“To JK Rowling, from Cho Chang” by Rachel Rostad
Today in unspeakably awful ideas involving Trayvon Martin, particularly in the state of Florida:
A Port Canaveral police sergeant was fired Friday after an internal investigation showed he offered other officers a target resembling Trayvon Martin to use for shooting practice.
Sgt. Ron King, a two-year veteran of the force of about 35 sworn officers, offered the target of a hoodie-wearing Trayvon at the range near Cocoa on April 4, Rosalind Harvey, a port spokeswoman, said Saturday.
The other officers, who were on duty, refused.
Much credit to the cops who turned down the officer’s offer. Also, WTF?

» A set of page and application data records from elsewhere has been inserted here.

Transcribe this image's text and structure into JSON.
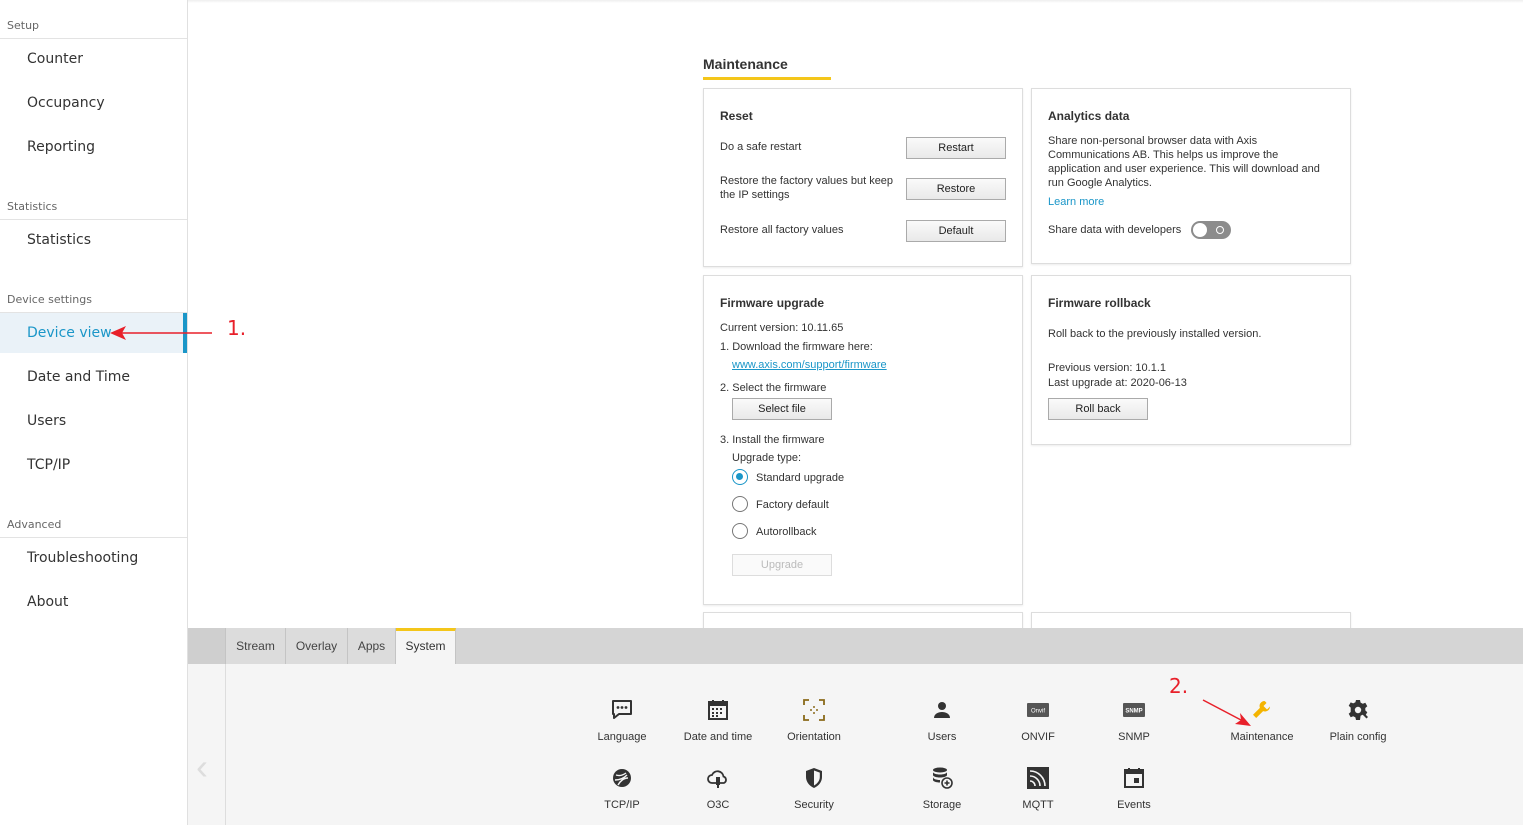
{
  "sidebar": {
    "sections": [
      {
        "heading": "Setup",
        "items": [
          "Counter",
          "Occupancy",
          "Reporting"
        ]
      },
      {
        "heading": "Statistics",
        "items": [
          "Statistics"
        ]
      },
      {
        "heading": "Device settings",
        "items": [
          "Device view",
          "Date and Time",
          "Users",
          "TCP/IP"
        ]
      },
      {
        "heading": "Advanced",
        "items": [
          "Troubleshooting",
          "About"
        ]
      }
    ],
    "active_item": "Device view"
  },
  "main": {
    "title": "Maintenance",
    "reset": {
      "title": "Reset",
      "rows": [
        {
          "text": "Do a safe restart",
          "button": "Restart"
        },
        {
          "text": "Restore the factory values but keep the IP settings",
          "button": "Restore"
        },
        {
          "text": "Restore all factory values",
          "button": "Default"
        }
      ]
    },
    "analytics": {
      "title": "Analytics data",
      "description": "Share non-personal browser data with Axis Communications AB. This helps us improve the application and user experience. This will download and run Google Analytics.",
      "learn_more": "Learn more",
      "share_label": "Share data with developers",
      "share_enabled": false
    },
    "firmware_upgrade": {
      "title": "Firmware upgrade",
      "current_version": "Current version: 10.11.65",
      "step1": "1. Download the firmware here:",
      "link": "www.axis.com/support/firmware",
      "step2": "2. Select the firmware",
      "select_file": "Select file",
      "step3": "3. Install the firmware",
      "upgrade_type_label": "Upgrade type:",
      "options": [
        "Standard upgrade",
        "Factory default",
        "Autorollback"
      ],
      "selected_option": "Standard upgrade",
      "upgrade_button": "Upgrade"
    },
    "firmware_rollback": {
      "title": "Firmware rollback",
      "description": "Roll back to the previously installed version.",
      "previous_version": "Previous version: 10.1.1",
      "last_upgrade": "Last upgrade at: 2020-06-13",
      "button": "Roll back"
    }
  },
  "bottom": {
    "tabs": [
      "Stream",
      "Overlay",
      "Apps",
      "System"
    ],
    "active_tab": "System",
    "tools_row1": [
      {
        "label": "Language",
        "icon": "language-icon"
      },
      {
        "label": "Date and time",
        "icon": "calendar-icon"
      },
      {
        "label": "Orientation",
        "icon": "orientation-icon"
      },
      {
        "label": "Users",
        "icon": "user-icon"
      },
      {
        "label": "ONVIF",
        "icon": "onvif-icon"
      },
      {
        "label": "SNMP",
        "icon": "snmp-icon"
      },
      {
        "label": "Maintenance",
        "icon": "wrench-icon"
      },
      {
        "label": "Plain config",
        "icon": "gear-icon"
      }
    ],
    "tools_row2": [
      {
        "label": "TCP/IP",
        "icon": "network-icon"
      },
      {
        "label": "O3C",
        "icon": "cloud-icon"
      },
      {
        "label": "Security",
        "icon": "shield-icon"
      },
      {
        "label": "Storage",
        "icon": "storage-icon"
      },
      {
        "label": "MQTT",
        "icon": "mqtt-icon"
      },
      {
        "label": "Events",
        "icon": "events-icon"
      }
    ],
    "onvif_badge": "Onvif",
    "snmp_badge": "SNMP"
  },
  "annotations": {
    "step1": "1.",
    "step2": "2."
  },
  "colors": {
    "accent": "#1a96c8",
    "highlight": "#f4c61a",
    "annotation": "#e8202a"
  }
}
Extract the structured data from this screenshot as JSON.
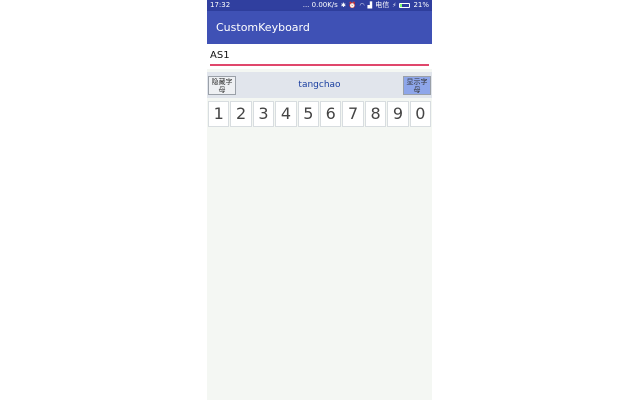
{
  "statusbar": {
    "time": "17:32",
    "network_speed": "... 0.00K/s",
    "carrier": "电信",
    "battery_percent": "21%",
    "battery_level": 0.21
  },
  "appbar": {
    "title": "CustomKeyboard"
  },
  "edit": {
    "value": "AS1"
  },
  "keyboard": {
    "hide_label": "隐藏字母",
    "title": "tangchao",
    "show_label": "显示字母",
    "digits": [
      "1",
      "2",
      "3",
      "4",
      "5",
      "6",
      "7",
      "8",
      "9",
      "0"
    ]
  }
}
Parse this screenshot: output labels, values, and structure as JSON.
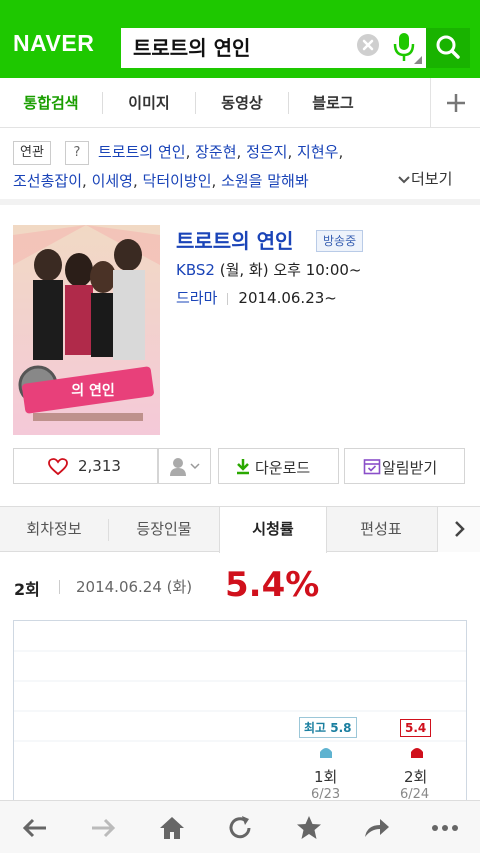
{
  "header": {
    "logo": "NAVER",
    "search_value": "트로트의 연인"
  },
  "tabs": [
    {
      "label": "통합검색",
      "active": true
    },
    {
      "label": "이미지"
    },
    {
      "label": "동영상"
    },
    {
      "label": "블로그"
    }
  ],
  "related": {
    "badge": "연관",
    "help": "?",
    "line1": [
      "트로트의 연인",
      "장준현",
      "정은지",
      "지현우"
    ],
    "line2": [
      "조선총잡이",
      "이세영",
      "닥터이방인",
      "소원을 말해봐"
    ],
    "more_label": "더보기"
  },
  "program": {
    "title": "트로트의 연인",
    "status": "방송중",
    "channel": "KBS2",
    "schedule": "(월, 화) 오후 10:00~",
    "genre": "드라마",
    "start_date": "2014.06.23~",
    "poster_text": "의 연인"
  },
  "actions": {
    "like_count": "2,313",
    "download_label": "다운로드",
    "alarm_label": "알림받기"
  },
  "subtabs": [
    {
      "label": "회차정보"
    },
    {
      "label": "등장인물"
    },
    {
      "label": "시청률",
      "active": true
    },
    {
      "label": "편성표"
    }
  ],
  "rating": {
    "episode": "2회",
    "date": "2014.06.24 (화)",
    "value": "5.4%",
    "chart": {
      "max_label": "최고 5.8",
      "current_label": "5.4",
      "episodes": [
        {
          "ep": "1회",
          "date": "6/23"
        },
        {
          "ep": "2회",
          "date": "6/24"
        }
      ]
    }
  },
  "colors": {
    "brand_green": "#1ec800",
    "link_blue": "#1a44b8",
    "rating_red": "#d0101c"
  }
}
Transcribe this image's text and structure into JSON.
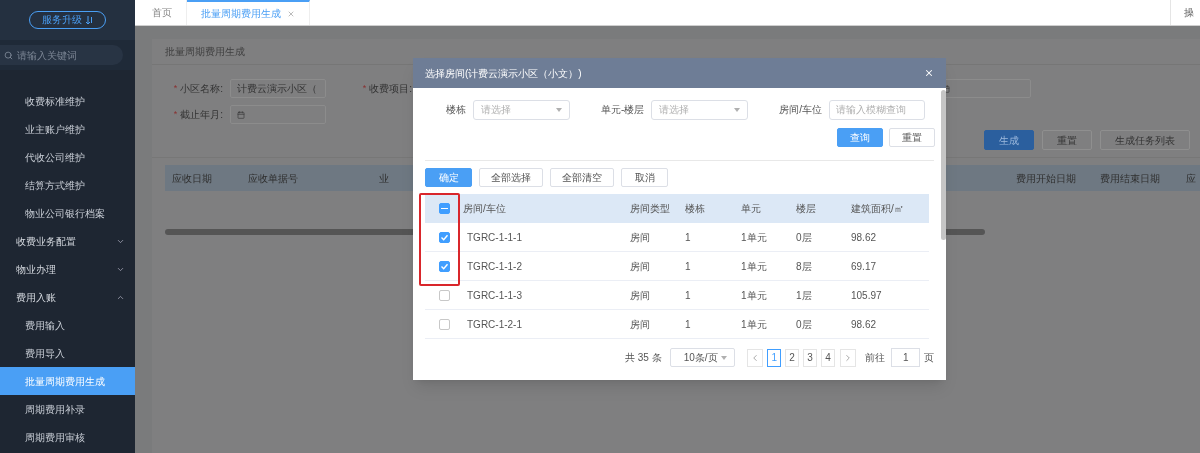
{
  "sidebar": {
    "upgrade_button": "服务升级",
    "search": {
      "placeholder": "请输入关键词"
    },
    "items": [
      {
        "label": "收费标准维护",
        "selected": false
      },
      {
        "label": "业主账户维护",
        "selected": false
      },
      {
        "label": "代收公司维护",
        "selected": false
      },
      {
        "label": "结算方式维护",
        "selected": false
      },
      {
        "label": "物业公司银行档案",
        "selected": false
      }
    ],
    "groups": [
      {
        "label": "收费业务配置",
        "expanded": false
      },
      {
        "label": "物业办理",
        "expanded": false
      },
      {
        "label": "费用入账",
        "expanded": true,
        "children": [
          {
            "label": "费用输入",
            "selected": false
          },
          {
            "label": "费用导入",
            "selected": false
          },
          {
            "label": "批量周期费用生成",
            "selected": true
          },
          {
            "label": "周期费用补录",
            "selected": false
          },
          {
            "label": "周期费用审核",
            "selected": false
          }
        ]
      }
    ]
  },
  "top_bar": {
    "tabs": [
      {
        "label": "首页",
        "selected": false,
        "closable": false
      },
      {
        "label": "批量周期费用生成",
        "selected": true,
        "closable": true
      }
    ],
    "right_label": "操"
  },
  "page": {
    "title": "批量周期费用生成",
    "form_rows": [
      [
        {
          "kind": "text",
          "required_mark": "*",
          "label": "小区名称:",
          "value": "计费云演示小区（"
        },
        {
          "kind": "label_only",
          "required_mark": "*",
          "label": "收费项目:"
        },
        {
          "kind": "date"
        }
      ],
      [
        {
          "kind": "date",
          "required_mark": "*",
          "label": "截止年月:"
        }
      ]
    ],
    "buttons": [
      {
        "label": "生成",
        "primary": true
      },
      {
        "label": "重置",
        "primary": false
      },
      {
        "label": "生成任务列表",
        "primary": false
      }
    ],
    "table": {
      "columns_left": [
        "应收日期",
        "应收单据号",
        "业"
      ],
      "columns_right": [
        "费用开始日期",
        "费用结束日期",
        "应"
      ]
    }
  },
  "modal": {
    "title": "选择房间(计费云演示小区（小文）)",
    "filters": [
      {
        "kind": "select",
        "label": "楼栋",
        "placeholder": "请选择"
      },
      {
        "kind": "select",
        "label": "单元-楼层",
        "placeholder": "请选择"
      },
      {
        "kind": "input",
        "label": "房间/车位",
        "placeholder": "请输入模糊查询"
      }
    ],
    "filter_buttons": [
      {
        "label": "查询",
        "primary": true
      },
      {
        "label": "重置",
        "primary": false
      }
    ],
    "actions": [
      {
        "label": "确定",
        "primary": true
      },
      {
        "label": "全部选择",
        "primary": false
      },
      {
        "label": "全部清空",
        "primary": false
      },
      {
        "label": "取消",
        "primary": false
      }
    ],
    "header_checked": true,
    "header_indeterminate": true,
    "columns": [
      "房间/车位",
      "房间类型",
      "楼栋",
      "单元",
      "楼层",
      "建筑面积/㎡"
    ],
    "rows": [
      {
        "checked": true,
        "cells": [
          "TGRC-1-1-1",
          "房间",
          "1",
          "1单元",
          "0层",
          "98.62"
        ]
      },
      {
        "checked": true,
        "cells": [
          "TGRC-1-1-2",
          "房间",
          "1",
          "1单元",
          "8层",
          "69.17"
        ]
      },
      {
        "checked": false,
        "cells": [
          "TGRC-1-1-3",
          "房间",
          "1",
          "1单元",
          "1层",
          "105.97"
        ]
      },
      {
        "checked": false,
        "cells": [
          "TGRC-1-2-1",
          "房间",
          "1",
          "1单元",
          "0层",
          "98.62"
        ]
      }
    ],
    "pagination": {
      "total": "共 35 条",
      "page_size": "10条/页",
      "pages": [
        {
          "label": "1",
          "selected": true
        },
        {
          "label": "2",
          "selected": false
        },
        {
          "label": "3",
          "selected": false
        },
        {
          "label": "4",
          "selected": false
        }
      ],
      "goto_label": "前往",
      "goto_value": "1",
      "page_suffix": "页"
    }
  }
}
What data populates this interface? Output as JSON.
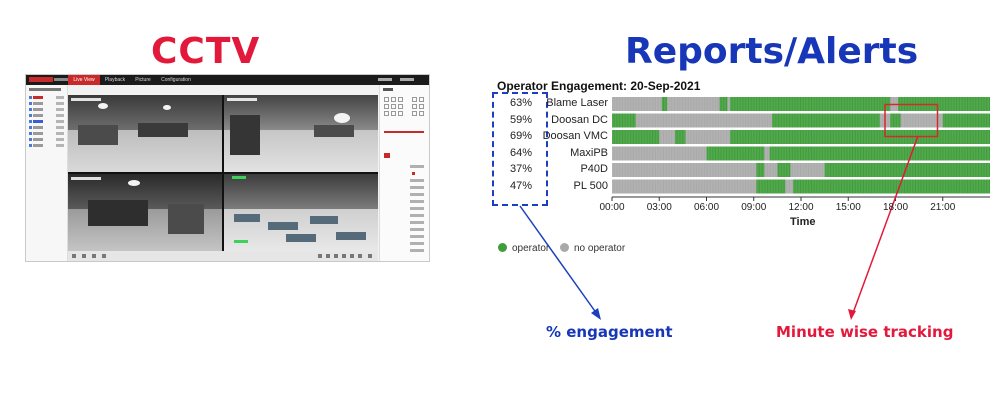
{
  "headings": {
    "cctv": "CCTV",
    "reports": "Reports/Alerts"
  },
  "nvr": {
    "nav": [
      "Live View",
      "Playback",
      "Picture",
      "Configuration"
    ]
  },
  "chart_data": {
    "type": "heatmap",
    "title": "Operator Engagement: 20-Sep-2021",
    "xlabel": "Time",
    "ylabel": "",
    "x_ticks": [
      "00:00",
      "03:00",
      "06:00",
      "09:00",
      "12:00",
      "15:00",
      "18:00",
      "21:00"
    ],
    "x_range": [
      "00:00",
      "24:00"
    ],
    "resolution": "minute",
    "rows": [
      {
        "machine": "Blame Laser",
        "engagement": "63%",
        "operator_intervals": [
          [
            "03:10",
            "03:30"
          ],
          [
            "06:50",
            "07:20"
          ],
          [
            "07:30",
            "17:40"
          ],
          [
            "18:10",
            "24:00"
          ]
        ]
      },
      {
        "machine": "Doosan DC",
        "engagement": "59%",
        "operator_intervals": [
          [
            "00:00",
            "01:30"
          ],
          [
            "10:10",
            "17:00"
          ],
          [
            "17:40",
            "18:20"
          ],
          [
            "21:00",
            "24:00"
          ]
        ]
      },
      {
        "machine": "Doosan VMC",
        "engagement": "69%",
        "operator_intervals": [
          [
            "00:00",
            "03:00"
          ],
          [
            "04:00",
            "04:40"
          ],
          [
            "07:30",
            "24:00"
          ]
        ]
      },
      {
        "machine": "MaxiPB",
        "engagement": "64%",
        "operator_intervals": [
          [
            "06:00",
            "09:40"
          ],
          [
            "10:00",
            "24:00"
          ]
        ]
      },
      {
        "machine": "P40D",
        "engagement": "37%",
        "operator_intervals": [
          [
            "09:10",
            "09:40"
          ],
          [
            "10:30",
            "11:20"
          ],
          [
            "13:30",
            "24:00"
          ]
        ]
      },
      {
        "machine": "PL 500",
        "engagement": "47%",
        "operator_intervals": [
          [
            "09:10",
            "11:00"
          ],
          [
            "11:30",
            "24:00"
          ]
        ]
      }
    ],
    "legend": [
      {
        "label": "operator",
        "color": "#3f9e3a"
      },
      {
        "label": "no operator",
        "color": "#a9a9a9"
      }
    ],
    "highlight": {
      "row": "Doosan DC",
      "from": "17:20",
      "to": "20:40",
      "color": "#d62a2a"
    },
    "legend_placement": "bottom-left"
  },
  "annotations": {
    "engagement": "% engagement",
    "minute": "Minute wise tracking"
  }
}
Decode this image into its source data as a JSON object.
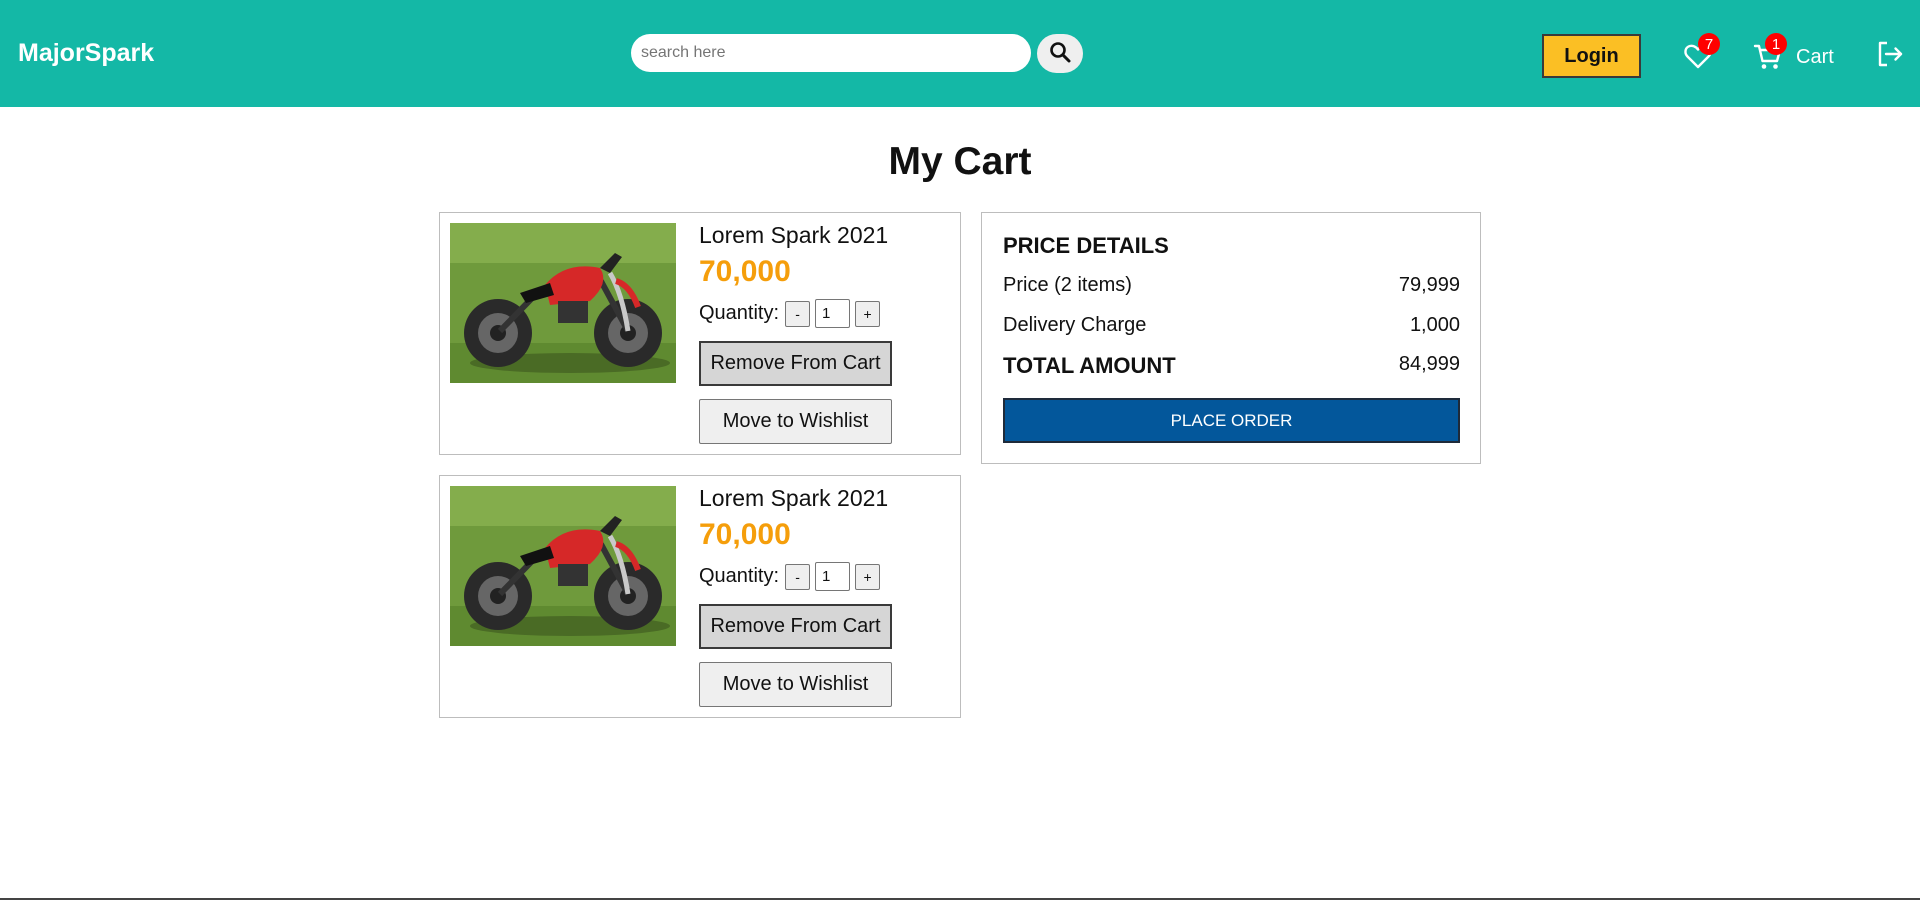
{
  "header": {
    "brand": "MajorSpark",
    "search_placeholder": "search here",
    "search_icon": "search-icon",
    "login_label": "Login",
    "wishlist_icon": "heart-icon",
    "wishlist_count": "7",
    "cart_icon": "cart-icon",
    "cart_count": "1",
    "cart_label": "Cart",
    "logout_icon": "logout-icon"
  },
  "page": {
    "title": "My Cart"
  },
  "cart": {
    "items": [
      {
        "image": "red-motorcycle-image",
        "name": "Lorem Spark 2021",
        "price": "70,000",
        "quantity_label": "Quantity:",
        "decrement_label": "-",
        "quantity": "1",
        "increment_label": "+",
        "remove_label": "Remove From Cart",
        "wishlist_label": "Move to Wishlist"
      },
      {
        "image": "red-motorcycle-image",
        "name": "Lorem Spark 2021",
        "price": "70,000",
        "quantity_label": "Quantity:",
        "decrement_label": "-",
        "quantity": "1",
        "increment_label": "+",
        "remove_label": "Remove From Cart",
        "wishlist_label": "Move to Wishlist"
      }
    ]
  },
  "price_details": {
    "heading": "PRICE DETAILS",
    "price_label": "Price (2 items)",
    "price_value": "79,999",
    "delivery_label": "Delivery Charge",
    "delivery_value": "1,000",
    "total_label": "TOTAL AMOUNT",
    "total_value": "84,999",
    "place_order_label": "PLACE ORDER"
  },
  "colors": {
    "navbar": "#14b8a6",
    "login_button": "#fbbf24",
    "price_text": "#f59e0b",
    "place_order_button": "#03579b",
    "badge": "#ff0000"
  }
}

"First, while a decision that upholds the University’s program would be relatively good, it would ultimately mean that affirmative action as it is presently construed and the jurisprudence underlying it would remain unchanged. Powell’s troubling opinion, which notably manipulated the Fourteenth Amendment’s Equal Protection Clause to protect whites from racial discrimination at the expense of minority rights, would once again be reinforced. Such a decision would fortify the status quo and encourage the continued neglect of racial justice. Second, a ruling that the University’s program is not narrowly tailored would conceivably require – despite Grutter’s unequivocal statements to the contrary – the exhaustion of race-neutral alternatives and relegate racially conscious programs as a last resort. This would only bolster the delusion of colorblindness, aggravating the idiocy of trying to address racism by pretending that racism doesn’t exist. Finally, the Court could decide to overrule Bakke and Grutter, reject diversity as a compelling state interest, and completely foreclose the constitutionality of taking race into account. This final outcome’s implications are so alarming that it could provoke a breakaway from the stifling confines of the prevailing affirmative action debate. Or it could just render legal recourse to racial justice impossible."-